3. Don’t go far from home. I suggest an hour and a half maximum travelling distance for your first few trips at least. You don’t want to arrive at a site late at night and then have the bother of setting up, especially with tired children.

4. Take more bedclothes than you think you will need. Stuff extra blankets and duvets into each and every available space. Make sure you have plenty of warmth below you as well as above. Make sure you all have fluffy pyjamas and a hat that can be worn at night. Ideally, take hot water bottles too. I’m not kidding, it gets COLD at night in the UK, especially in this joke of a summer we’re currently experiencing.

5. A dust pan and brush is an essential item. Honestly. Don’t forget bin bags either (I did).

6. You can’t beat a head torch for convenience at night.

7. Take a basic first aid kit and make sure it contains insect repellent and antihistamine cream for bites and stings.

8. Children need shoes that they can easily manage themselves. There will be lots of going in and out of tents and you don’t want them bringing half the field in with them (see note about dustpan and brush above). Crocs are ideal in dry weather and wellies/snowboots are essential whatever the weather. Both of these items do double duty in the event of exploring a stream/rockpool.

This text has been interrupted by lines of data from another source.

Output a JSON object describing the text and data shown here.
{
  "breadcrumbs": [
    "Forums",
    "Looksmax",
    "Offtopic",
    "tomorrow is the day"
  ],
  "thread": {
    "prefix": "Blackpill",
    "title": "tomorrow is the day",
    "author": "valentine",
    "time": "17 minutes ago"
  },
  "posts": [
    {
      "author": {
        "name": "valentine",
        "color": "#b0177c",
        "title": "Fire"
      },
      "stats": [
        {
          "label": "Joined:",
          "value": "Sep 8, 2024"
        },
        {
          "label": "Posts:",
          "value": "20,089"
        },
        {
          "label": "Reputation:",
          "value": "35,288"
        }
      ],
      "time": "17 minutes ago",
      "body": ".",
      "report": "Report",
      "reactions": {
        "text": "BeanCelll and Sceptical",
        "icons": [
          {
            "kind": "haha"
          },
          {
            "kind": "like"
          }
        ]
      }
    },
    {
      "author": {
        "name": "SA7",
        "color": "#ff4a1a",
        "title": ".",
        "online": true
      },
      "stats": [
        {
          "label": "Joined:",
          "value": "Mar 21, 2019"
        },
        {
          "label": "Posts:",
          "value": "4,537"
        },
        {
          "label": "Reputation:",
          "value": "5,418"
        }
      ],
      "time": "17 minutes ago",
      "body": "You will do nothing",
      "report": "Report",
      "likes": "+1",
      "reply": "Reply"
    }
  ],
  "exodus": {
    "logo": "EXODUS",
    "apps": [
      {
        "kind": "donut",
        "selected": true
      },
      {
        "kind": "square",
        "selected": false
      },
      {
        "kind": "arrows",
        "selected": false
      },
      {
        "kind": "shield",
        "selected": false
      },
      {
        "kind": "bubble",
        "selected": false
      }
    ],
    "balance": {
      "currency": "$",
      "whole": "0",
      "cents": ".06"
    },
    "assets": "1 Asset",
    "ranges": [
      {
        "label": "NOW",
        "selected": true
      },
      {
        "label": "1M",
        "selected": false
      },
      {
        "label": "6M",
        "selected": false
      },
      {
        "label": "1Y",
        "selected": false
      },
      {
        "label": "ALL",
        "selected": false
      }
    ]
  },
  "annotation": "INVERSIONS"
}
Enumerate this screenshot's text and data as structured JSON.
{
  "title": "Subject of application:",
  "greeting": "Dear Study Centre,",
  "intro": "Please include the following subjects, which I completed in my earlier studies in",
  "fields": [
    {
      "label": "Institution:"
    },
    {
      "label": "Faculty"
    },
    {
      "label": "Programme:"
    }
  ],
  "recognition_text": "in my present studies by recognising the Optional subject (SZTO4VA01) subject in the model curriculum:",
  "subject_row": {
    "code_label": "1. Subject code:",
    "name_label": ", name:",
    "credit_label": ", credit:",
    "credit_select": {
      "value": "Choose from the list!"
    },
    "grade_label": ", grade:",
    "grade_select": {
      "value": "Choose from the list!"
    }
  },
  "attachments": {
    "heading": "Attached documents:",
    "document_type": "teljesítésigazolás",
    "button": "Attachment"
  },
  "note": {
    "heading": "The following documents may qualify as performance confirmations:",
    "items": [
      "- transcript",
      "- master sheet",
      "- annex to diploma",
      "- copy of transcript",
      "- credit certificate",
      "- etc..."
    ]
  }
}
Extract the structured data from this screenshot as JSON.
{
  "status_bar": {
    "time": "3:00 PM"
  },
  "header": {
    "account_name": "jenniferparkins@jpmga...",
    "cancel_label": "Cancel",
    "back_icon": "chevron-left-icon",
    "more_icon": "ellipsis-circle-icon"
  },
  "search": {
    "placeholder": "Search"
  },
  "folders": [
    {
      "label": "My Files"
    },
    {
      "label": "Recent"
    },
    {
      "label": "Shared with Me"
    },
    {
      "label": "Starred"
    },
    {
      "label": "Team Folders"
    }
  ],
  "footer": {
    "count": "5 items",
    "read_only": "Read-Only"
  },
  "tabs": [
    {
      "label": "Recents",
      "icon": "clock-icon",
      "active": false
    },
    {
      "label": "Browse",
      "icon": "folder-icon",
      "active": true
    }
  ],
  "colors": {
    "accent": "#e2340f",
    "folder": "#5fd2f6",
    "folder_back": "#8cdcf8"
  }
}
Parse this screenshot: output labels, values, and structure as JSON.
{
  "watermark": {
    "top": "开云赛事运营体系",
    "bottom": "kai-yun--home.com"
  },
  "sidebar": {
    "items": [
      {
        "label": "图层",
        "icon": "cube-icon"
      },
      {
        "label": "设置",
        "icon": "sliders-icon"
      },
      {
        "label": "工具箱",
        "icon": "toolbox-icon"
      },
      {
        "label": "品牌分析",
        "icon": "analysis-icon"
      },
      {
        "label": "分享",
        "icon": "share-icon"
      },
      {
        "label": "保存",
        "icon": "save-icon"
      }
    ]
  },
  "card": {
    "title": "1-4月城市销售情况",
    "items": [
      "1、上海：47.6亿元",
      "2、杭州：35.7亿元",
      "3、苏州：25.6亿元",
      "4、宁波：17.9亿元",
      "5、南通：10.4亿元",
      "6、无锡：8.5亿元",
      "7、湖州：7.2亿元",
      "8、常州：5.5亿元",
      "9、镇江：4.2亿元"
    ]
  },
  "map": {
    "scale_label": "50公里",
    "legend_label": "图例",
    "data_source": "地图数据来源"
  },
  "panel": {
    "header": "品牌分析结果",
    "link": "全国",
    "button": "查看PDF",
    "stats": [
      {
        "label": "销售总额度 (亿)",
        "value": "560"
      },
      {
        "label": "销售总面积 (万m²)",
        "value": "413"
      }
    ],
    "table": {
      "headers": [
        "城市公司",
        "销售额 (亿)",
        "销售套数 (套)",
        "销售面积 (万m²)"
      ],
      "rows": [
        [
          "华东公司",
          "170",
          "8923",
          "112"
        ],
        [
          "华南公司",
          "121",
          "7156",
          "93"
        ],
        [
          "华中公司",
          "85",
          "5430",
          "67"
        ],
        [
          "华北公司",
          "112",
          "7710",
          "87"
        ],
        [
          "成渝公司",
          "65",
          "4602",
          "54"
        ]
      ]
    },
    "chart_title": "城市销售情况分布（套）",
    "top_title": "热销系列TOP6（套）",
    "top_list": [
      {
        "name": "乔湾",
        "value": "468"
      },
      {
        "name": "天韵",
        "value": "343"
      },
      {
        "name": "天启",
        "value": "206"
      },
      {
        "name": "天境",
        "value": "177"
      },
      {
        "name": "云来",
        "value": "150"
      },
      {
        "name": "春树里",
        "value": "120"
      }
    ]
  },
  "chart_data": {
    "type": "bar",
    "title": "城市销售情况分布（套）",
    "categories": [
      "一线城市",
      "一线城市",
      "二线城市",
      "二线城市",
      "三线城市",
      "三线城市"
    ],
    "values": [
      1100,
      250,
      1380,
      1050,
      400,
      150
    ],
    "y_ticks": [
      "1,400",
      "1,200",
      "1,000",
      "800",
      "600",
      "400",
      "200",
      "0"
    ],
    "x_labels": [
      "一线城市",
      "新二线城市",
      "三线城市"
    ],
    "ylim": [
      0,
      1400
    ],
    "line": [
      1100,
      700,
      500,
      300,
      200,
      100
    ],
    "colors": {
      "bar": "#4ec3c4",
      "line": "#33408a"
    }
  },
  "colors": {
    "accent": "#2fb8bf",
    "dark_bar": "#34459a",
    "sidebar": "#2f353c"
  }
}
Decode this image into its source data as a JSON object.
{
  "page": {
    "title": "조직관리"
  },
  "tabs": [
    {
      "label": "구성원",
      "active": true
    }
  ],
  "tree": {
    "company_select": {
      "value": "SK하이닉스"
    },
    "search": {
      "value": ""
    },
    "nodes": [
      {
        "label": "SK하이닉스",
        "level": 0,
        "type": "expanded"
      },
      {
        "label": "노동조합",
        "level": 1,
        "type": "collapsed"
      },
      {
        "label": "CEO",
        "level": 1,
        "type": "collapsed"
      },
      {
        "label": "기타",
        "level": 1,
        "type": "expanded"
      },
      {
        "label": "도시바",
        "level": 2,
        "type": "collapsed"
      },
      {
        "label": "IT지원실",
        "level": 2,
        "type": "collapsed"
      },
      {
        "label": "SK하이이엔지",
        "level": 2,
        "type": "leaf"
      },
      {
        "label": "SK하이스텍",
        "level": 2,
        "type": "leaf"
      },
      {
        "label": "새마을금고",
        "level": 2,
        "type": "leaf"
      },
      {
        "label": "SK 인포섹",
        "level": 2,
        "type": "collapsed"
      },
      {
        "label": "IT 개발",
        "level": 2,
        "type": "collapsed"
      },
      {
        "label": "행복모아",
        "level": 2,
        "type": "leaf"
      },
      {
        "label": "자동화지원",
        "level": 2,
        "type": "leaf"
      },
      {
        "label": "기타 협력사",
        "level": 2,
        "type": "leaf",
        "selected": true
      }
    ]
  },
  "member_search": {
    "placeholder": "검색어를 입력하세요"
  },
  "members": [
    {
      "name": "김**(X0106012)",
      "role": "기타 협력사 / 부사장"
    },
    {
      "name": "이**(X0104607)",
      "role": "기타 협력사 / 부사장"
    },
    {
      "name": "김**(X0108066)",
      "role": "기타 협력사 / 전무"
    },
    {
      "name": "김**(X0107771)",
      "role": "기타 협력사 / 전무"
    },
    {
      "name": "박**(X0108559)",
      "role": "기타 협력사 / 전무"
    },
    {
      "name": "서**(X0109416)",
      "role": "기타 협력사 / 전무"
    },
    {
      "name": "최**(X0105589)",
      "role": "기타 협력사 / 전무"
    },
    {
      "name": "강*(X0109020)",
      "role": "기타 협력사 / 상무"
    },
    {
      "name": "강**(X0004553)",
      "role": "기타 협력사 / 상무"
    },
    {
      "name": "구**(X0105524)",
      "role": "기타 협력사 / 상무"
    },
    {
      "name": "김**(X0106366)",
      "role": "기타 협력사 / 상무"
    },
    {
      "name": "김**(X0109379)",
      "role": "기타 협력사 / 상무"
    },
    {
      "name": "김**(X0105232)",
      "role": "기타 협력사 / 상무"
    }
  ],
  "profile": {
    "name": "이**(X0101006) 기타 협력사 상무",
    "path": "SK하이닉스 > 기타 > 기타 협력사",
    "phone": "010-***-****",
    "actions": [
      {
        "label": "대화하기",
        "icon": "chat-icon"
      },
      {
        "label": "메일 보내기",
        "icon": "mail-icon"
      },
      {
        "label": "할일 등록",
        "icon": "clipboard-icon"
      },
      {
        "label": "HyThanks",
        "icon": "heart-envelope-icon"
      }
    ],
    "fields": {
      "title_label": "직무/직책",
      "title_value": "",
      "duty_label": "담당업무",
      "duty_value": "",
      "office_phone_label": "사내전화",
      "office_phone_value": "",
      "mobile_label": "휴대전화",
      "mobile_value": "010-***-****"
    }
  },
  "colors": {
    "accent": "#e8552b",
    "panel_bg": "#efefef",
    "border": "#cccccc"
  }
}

9. It’s a good idea to have some food readily available. A picnic is ideal for when you first arrive at a site. I also recommend taking a pre-prepared ‘one pot’ meal for your first evening. We almost always take a bit pot of spaghetti bolognese. Ok, I know, that’s two pots by the time you’ve cooked the pasta but you get the idea.

10. If you are choosing a tent think about play space and cooking space. Our tent has stupid porch that is only half sheltered. In wet and windy conditions it’s pointless. Our friends Outwell tent has a brilliant side tunnel extension that houses all their cooking gear. This leaves masses of space inside. You can compare the two below (the photos are from last year – you can tell, the sun is out). Ours is the green one and you can see their tunnel on the right hand side.

No doubt I could add more top tips but I think the  traditional and alliterative ten is enough. I’ve got my eye on a lovely new camp site not far from here so maybe there’ll be more camping posts later in the (alleged) summer. So for now I’ll just say “Hi-de-Hi Campers…..”.